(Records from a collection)
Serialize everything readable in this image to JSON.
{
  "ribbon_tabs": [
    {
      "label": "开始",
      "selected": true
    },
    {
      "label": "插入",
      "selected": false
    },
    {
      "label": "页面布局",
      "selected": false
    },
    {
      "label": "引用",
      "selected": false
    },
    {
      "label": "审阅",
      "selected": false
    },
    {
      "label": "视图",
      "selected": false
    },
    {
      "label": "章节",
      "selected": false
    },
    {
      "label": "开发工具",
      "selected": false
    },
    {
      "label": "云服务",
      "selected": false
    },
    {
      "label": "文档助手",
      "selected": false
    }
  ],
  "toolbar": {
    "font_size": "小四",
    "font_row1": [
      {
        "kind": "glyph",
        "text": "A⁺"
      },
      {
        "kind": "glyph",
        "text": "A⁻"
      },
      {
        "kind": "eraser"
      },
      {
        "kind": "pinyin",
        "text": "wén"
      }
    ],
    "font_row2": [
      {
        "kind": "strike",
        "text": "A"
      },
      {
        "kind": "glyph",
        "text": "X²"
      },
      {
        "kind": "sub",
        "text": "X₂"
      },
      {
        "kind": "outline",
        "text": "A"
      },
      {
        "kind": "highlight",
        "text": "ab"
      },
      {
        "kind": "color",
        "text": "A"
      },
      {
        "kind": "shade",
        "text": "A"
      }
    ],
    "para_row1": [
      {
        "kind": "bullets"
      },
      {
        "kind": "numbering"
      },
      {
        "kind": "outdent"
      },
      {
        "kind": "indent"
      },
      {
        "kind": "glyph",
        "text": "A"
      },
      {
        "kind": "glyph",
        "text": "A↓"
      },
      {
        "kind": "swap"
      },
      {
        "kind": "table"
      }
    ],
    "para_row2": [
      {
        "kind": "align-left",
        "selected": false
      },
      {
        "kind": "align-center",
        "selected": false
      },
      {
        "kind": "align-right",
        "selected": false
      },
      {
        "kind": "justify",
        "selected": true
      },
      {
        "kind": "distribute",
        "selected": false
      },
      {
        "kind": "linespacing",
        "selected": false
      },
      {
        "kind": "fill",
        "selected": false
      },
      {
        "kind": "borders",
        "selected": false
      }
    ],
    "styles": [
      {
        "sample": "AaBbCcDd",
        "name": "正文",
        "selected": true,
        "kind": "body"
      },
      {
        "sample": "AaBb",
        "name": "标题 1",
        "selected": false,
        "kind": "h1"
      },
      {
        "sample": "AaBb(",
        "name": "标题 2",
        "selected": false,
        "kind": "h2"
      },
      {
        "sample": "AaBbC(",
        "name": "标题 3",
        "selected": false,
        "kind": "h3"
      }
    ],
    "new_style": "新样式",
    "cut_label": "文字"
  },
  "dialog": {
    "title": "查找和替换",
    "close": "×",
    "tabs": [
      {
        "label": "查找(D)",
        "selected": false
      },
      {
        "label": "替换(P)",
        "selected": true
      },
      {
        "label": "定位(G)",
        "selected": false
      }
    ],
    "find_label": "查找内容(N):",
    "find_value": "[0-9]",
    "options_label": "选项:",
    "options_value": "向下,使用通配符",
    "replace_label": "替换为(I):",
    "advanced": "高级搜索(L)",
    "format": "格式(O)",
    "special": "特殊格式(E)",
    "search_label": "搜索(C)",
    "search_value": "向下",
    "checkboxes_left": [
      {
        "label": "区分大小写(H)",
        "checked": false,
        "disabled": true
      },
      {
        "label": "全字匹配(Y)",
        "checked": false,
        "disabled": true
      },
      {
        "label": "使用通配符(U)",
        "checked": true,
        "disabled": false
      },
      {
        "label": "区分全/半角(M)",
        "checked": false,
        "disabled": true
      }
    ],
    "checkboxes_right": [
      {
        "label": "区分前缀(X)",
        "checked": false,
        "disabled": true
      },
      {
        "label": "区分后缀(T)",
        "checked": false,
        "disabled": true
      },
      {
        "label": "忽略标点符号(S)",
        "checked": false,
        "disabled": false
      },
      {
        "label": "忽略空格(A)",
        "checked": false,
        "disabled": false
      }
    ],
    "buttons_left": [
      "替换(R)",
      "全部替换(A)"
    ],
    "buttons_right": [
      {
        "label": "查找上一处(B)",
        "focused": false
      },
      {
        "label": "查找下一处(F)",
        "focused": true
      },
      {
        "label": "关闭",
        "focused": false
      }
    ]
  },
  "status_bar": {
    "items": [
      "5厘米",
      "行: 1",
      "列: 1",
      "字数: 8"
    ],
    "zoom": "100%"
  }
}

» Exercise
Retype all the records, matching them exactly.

» Output of the task
Serialize everything readable in this image to JSON.
{
  "ribbon_tabs": [
    {
      "label": "开始",
      "selected": true
    },
    {
      "label": "插入",
      "selected": false
    },
    {
      "label": "页面布局",
      "selected": false
    },
    {
      "label": "引用",
      "selected": false
    },
    {
      "label": "审阅",
      "selected": false
    },
    {
      "label": "视图",
      "selected": false
    },
    {
      "label": "章节",
      "selected": false
    },
    {
      "label": "开发工具",
      "selected": false
    },
    {
      "label": "云服务",
      "selected": false
    },
    {
      "label": "文档助手",
      "selected": false
    }
  ],
  "toolbar": {
    "font_size": "小四",
    "font_row1": [
      {
        "kind": "glyph",
        "text": "A⁺"
      },
      {
        "kind": "glyph",
        "text": "A⁻"
      },
      {
        "kind": "eraser"
      },
      {
        "kind": "pinyin",
        "text": "wén"
      }
    ],
    "font_row2": [
      {
        "kind": "strike",
        "text": "A"
      },
      {
        "kind": "glyph",
        "text": "X²"
      },
      {
        "kind": "sub",
        "text": "X₂"
      },
      {
        "kind": "outline",
        "text": "A"
      },
      {
        "kind": "highlight",
        "text": "ab"
      },
      {
        "kind": "color",
        "text": "A"
      },
      {
        "kind": "shade",
        "text": "A"
      }
    ],
    "para_row1": [
      {
        "kind": "bullets"
      },
      {
        "kind": "numbering"
      },
      {
        "kind": "outdent"
      },
      {
        "kind": "indent"
      },
      {
        "kind": "glyph",
        "text": "A"
      },
      {
        "kind": "glyph",
        "text": "A↓"
      },
      {
        "kind": "swap"
      },
      {
        "kind": "table"
      }
    ],
    "para_row2": [
      {
        "kind": "align-left",
        "selected": false
      },
      {
        "kind": "align-center",
        "selected": false
      },
      {
        "kind": "align-right",
        "selected": false
      },
      {
        "kind": "justify",
        "selected": true
      },
      {
        "kind": "distribute",
        "selected": false
      },
      {
        "kind": "linespacing",
        "selected": false
      },
      {
        "kind": "fill",
        "selected": false
      },
      {
        "kind": "borders",
        "selected": false
      }
    ],
    "styles": [
      {
        "sample": "AaBbCcDd",
        "name": "正文",
        "selected": true,
        "kind": "body"
      },
      {
        "sample": "AaBb",
        "name": "标题 1",
        "selected": false,
        "kind": "h1"
      },
      {
        "sample": "AaBb(",
        "name": "标题 2",
        "selected": false,
        "kind": "h2"
      },
      {
        "sample": "AaBbC(",
        "name": "标题 3",
        "selected": false,
        "kind": "h3"
      }
    ],
    "new_style": "新样式",
    "cut_label": "文字"
  },
  "dialog": {
    "title": "查找和替换",
    "close": "×",
    "tabs": [
      {
        "label": "查找(D)",
        "selected": false
      },
      {
        "label": "替换(P)",
        "selected": true
      },
      {
        "label": "定位(G)",
        "selected": false
      }
    ],
    "find_label": "查找内容(N):",
    "find_value": "[0-9]",
    "options_label": "选项:",
    "options_value": "向下,使用通配符",
    "replace_label": "替换为(I):",
    "advanced": "高级搜索(L)",
    "format": "格式(O)",
    "special": "特殊格式(E)",
    "search_label": "搜索(C)",
    "search_value": "向下",
    "checkboxes_left": [
      {
        "label": "区分大小写(H)",
        "checked": false,
        "disabled": true
      },
      {
        "label": "全字匹配(Y)",
        "checked": false,
        "disabled": true
      },
      {
        "label": "使用通配符(U)",
        "checked": true,
        "disabled": false
      },
      {
        "label": "区分全/半角(M)",
        "checked": false,
        "disabled": true
      }
    ],
    "checkboxes_right": [
      {
        "label": "区分前缀(X)",
        "checked": false,
        "disabled": true
      },
      {
        "label": "区分后缀(T)",
        "checked": false,
        "disabled": true
      },
      {
        "label": "忽略标点符号(S)",
        "checked": false,
        "disabled": false
      },
      {
        "label": "忽略空格(A)",
        "checked": false,
        "disabled": false
      }
    ],
    "buttons_left": [
      "替换(R)",
      "全部替换(A)"
    ],
    "buttons_right": [
      {
        "label": "查找上一处(B)",
        "focused": false
      },
      {
        "label": "查找下一处(F)",
        "focused": true
      },
      {
        "label": "关闭",
        "focused": false
      }
    ]
  },
  "status_bar": {
    "items": [
      "5厘米",
      "行: 1",
      "列: 1",
      "字数: 8"
    ],
    "zoom": "100%"
  }
}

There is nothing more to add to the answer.